What is Degenerative Myopia?

Myopia (nearsightedness) is a vision condition in which people can see close objects clearly, but objects farther away appear blurred. It is typically corrected with glasses or contact lenses, and the majority of cases are classified as mild.

High degrees of myopia are called degenerative or pathological and occur in one to nine percent of adults throughout the world. In myopia, the eye is too long and focuses light in front of the retina. Because the eyeball is elongated, tissue, including the retina, is stretched and thinner than normal. In degenerative myopia, this gradually damages the retina, choroid, vitreous, sclera and optic nerve. It is not related to ordinary myopia and does not develop from it.

At this time, the progression of degenerative myopia cannot be stopped. However, some complications such as retinal detachment, macular edema, and glaucoma, can be treated.

If it occurs at the back wall of the eye, the stretching in the retina can result in myopic macular degeneration. This can be treated with laser photocoagulation, photodynamic therapy or intravitreal injections. Myopic macular degeneration is typically less severe than age-related macular degeneration.

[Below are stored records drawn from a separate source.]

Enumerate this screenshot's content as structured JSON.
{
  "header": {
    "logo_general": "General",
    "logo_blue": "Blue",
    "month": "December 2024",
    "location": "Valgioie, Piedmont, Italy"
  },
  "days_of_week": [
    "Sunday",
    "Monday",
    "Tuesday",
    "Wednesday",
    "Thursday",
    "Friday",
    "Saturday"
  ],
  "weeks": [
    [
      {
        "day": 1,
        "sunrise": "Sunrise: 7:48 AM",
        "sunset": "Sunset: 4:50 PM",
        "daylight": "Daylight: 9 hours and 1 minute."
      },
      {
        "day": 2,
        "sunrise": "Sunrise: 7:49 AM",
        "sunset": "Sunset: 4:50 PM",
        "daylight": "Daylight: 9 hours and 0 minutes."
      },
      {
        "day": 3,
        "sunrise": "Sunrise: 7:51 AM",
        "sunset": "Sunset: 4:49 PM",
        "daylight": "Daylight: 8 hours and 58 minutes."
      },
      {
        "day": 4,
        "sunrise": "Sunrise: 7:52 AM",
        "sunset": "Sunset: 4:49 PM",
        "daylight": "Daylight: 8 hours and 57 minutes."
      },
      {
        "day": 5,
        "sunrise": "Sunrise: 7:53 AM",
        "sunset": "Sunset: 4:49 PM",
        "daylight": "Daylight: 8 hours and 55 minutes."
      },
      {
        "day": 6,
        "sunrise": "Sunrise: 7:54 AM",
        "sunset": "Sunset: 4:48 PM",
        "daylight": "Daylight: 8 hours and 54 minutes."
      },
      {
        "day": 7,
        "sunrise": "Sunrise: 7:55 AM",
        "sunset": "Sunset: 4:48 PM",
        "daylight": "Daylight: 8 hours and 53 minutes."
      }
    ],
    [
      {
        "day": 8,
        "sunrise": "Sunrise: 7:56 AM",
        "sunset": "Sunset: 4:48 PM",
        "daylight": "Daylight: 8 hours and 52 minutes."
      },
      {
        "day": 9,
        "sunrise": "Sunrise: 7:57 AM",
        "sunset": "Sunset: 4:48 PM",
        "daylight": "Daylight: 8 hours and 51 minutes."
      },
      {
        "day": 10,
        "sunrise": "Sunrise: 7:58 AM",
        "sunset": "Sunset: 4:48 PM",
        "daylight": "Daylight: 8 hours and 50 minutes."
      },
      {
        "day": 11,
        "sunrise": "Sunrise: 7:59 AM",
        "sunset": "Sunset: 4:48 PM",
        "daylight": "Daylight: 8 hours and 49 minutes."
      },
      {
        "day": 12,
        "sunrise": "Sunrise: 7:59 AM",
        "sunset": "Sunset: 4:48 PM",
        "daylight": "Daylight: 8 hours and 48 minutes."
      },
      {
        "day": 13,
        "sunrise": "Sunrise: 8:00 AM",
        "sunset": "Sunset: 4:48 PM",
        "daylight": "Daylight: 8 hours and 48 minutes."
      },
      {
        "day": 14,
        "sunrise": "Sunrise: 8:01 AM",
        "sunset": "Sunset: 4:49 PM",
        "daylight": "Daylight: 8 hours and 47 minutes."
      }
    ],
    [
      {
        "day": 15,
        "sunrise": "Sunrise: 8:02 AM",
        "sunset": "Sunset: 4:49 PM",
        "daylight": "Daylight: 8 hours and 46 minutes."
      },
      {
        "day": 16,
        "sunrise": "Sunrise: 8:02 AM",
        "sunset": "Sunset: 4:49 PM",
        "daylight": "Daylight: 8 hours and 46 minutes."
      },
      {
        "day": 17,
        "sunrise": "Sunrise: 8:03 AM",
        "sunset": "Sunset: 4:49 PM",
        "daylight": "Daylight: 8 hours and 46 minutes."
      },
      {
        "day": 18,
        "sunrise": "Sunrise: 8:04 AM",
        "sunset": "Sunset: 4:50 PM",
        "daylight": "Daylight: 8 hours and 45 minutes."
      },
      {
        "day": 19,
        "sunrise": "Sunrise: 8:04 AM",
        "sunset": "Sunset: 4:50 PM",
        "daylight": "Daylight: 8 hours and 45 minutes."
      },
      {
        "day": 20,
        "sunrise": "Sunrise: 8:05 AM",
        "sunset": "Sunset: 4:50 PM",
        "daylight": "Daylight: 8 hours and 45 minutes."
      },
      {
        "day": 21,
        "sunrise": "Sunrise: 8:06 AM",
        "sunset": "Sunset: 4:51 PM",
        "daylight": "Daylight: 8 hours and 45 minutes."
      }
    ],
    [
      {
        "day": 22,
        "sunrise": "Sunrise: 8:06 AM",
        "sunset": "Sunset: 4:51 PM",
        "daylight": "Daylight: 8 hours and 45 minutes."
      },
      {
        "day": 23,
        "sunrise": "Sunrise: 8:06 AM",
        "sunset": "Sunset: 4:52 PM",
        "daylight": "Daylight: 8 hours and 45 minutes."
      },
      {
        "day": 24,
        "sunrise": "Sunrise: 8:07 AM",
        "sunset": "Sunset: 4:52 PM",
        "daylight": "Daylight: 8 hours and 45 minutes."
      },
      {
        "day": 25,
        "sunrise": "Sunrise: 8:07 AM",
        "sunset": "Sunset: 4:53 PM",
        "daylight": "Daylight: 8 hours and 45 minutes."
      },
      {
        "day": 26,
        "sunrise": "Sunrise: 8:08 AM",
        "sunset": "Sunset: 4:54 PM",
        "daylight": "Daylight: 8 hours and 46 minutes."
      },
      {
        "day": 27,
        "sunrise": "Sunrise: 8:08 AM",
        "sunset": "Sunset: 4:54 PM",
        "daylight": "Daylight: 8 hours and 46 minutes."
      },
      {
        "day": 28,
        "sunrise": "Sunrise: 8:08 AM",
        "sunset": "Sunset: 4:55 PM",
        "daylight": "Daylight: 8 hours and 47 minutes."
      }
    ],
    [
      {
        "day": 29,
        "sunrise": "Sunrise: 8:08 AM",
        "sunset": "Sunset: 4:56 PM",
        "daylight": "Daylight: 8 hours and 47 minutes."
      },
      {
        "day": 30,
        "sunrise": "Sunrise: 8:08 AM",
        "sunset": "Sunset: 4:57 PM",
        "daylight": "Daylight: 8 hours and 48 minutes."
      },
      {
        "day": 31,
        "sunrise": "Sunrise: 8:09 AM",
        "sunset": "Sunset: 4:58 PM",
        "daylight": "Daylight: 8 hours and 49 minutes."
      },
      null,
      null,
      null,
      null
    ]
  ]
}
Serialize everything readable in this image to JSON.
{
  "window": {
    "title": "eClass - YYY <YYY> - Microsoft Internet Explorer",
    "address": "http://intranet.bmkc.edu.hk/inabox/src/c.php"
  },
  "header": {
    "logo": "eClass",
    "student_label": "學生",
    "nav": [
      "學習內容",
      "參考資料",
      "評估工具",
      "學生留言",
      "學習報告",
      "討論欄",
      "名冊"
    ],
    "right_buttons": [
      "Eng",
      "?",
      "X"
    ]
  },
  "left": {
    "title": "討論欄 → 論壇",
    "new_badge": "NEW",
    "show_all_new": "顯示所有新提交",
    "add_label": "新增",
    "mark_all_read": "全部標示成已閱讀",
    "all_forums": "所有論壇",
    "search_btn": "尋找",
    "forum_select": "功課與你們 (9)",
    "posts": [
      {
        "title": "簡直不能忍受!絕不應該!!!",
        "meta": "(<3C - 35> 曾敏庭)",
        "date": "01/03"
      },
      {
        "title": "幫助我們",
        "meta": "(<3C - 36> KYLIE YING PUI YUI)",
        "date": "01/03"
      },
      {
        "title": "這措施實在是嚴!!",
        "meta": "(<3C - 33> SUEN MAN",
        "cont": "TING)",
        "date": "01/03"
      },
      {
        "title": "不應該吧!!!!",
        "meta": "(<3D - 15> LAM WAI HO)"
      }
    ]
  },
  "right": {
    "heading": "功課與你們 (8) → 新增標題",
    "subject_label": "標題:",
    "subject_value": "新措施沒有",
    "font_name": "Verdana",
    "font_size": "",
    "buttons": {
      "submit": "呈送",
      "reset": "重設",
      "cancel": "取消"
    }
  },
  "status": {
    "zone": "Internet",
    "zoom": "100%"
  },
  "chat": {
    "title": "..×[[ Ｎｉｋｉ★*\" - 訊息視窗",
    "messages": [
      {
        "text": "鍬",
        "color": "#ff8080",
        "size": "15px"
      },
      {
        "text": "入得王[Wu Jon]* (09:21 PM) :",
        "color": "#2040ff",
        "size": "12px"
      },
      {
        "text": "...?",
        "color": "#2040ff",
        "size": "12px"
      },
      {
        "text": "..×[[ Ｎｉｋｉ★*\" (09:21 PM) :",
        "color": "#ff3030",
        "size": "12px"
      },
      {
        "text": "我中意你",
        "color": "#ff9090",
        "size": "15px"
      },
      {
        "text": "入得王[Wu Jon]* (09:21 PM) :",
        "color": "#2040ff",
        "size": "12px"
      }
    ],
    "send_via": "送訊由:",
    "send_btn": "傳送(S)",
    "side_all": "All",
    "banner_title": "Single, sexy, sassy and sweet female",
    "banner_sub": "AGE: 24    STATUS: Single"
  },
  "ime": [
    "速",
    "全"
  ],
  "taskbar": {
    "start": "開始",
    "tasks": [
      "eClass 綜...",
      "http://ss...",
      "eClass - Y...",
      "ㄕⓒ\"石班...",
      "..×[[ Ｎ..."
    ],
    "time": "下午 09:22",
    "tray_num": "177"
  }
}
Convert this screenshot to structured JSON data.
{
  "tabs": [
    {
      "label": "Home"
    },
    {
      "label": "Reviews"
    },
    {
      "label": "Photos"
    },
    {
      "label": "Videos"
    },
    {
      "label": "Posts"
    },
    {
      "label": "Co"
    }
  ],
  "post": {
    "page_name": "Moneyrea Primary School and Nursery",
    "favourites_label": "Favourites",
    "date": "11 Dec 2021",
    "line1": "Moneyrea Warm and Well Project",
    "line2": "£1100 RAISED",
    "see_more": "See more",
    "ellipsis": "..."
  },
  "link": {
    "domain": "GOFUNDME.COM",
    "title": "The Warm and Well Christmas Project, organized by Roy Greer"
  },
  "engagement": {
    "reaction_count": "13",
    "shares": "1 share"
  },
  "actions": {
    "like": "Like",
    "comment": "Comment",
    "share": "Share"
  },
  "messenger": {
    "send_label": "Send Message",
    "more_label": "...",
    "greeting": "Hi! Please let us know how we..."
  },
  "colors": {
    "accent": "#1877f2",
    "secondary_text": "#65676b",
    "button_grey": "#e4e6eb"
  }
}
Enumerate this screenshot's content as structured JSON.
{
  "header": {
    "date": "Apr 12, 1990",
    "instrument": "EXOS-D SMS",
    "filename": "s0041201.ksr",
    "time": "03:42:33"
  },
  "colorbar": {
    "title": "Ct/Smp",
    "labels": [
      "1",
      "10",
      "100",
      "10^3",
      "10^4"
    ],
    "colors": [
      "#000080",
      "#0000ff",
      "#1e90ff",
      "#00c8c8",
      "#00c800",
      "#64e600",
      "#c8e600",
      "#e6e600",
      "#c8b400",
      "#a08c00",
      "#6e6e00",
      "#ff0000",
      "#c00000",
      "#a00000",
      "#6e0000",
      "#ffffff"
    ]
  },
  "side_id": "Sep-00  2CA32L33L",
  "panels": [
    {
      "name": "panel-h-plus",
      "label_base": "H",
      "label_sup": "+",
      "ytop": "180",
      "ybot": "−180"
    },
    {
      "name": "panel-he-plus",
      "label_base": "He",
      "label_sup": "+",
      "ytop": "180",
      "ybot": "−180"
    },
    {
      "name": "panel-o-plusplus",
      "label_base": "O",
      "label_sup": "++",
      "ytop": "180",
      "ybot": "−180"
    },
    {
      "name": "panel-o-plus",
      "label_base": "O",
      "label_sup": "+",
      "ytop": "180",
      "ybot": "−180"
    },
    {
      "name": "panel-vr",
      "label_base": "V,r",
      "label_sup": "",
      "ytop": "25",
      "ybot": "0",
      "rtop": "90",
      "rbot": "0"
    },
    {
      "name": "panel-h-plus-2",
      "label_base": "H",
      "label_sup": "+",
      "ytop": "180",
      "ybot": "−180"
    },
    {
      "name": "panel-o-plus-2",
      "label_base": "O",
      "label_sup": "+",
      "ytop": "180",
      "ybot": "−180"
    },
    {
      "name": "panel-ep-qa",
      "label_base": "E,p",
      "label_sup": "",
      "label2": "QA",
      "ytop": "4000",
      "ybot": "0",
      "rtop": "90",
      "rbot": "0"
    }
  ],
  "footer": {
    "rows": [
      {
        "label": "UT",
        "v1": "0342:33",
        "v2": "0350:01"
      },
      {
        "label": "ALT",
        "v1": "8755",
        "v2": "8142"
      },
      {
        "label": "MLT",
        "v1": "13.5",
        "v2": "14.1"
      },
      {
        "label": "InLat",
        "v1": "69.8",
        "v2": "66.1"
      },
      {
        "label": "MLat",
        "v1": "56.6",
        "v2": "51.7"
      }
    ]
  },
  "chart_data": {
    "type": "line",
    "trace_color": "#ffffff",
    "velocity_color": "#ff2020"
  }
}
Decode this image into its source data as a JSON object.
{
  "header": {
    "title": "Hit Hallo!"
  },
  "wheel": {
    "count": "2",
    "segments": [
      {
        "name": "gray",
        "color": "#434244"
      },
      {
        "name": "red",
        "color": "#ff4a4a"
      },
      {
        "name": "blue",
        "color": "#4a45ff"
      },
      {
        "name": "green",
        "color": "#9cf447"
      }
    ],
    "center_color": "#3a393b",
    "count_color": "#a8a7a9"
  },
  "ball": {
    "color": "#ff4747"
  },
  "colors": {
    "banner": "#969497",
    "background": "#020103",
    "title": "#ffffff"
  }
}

Stretching of the retina in the equator of the eye can cause lattice degeneration which can also increase the risk of retinal tears and retinal detachment. Both occur more frequently in people with myopia.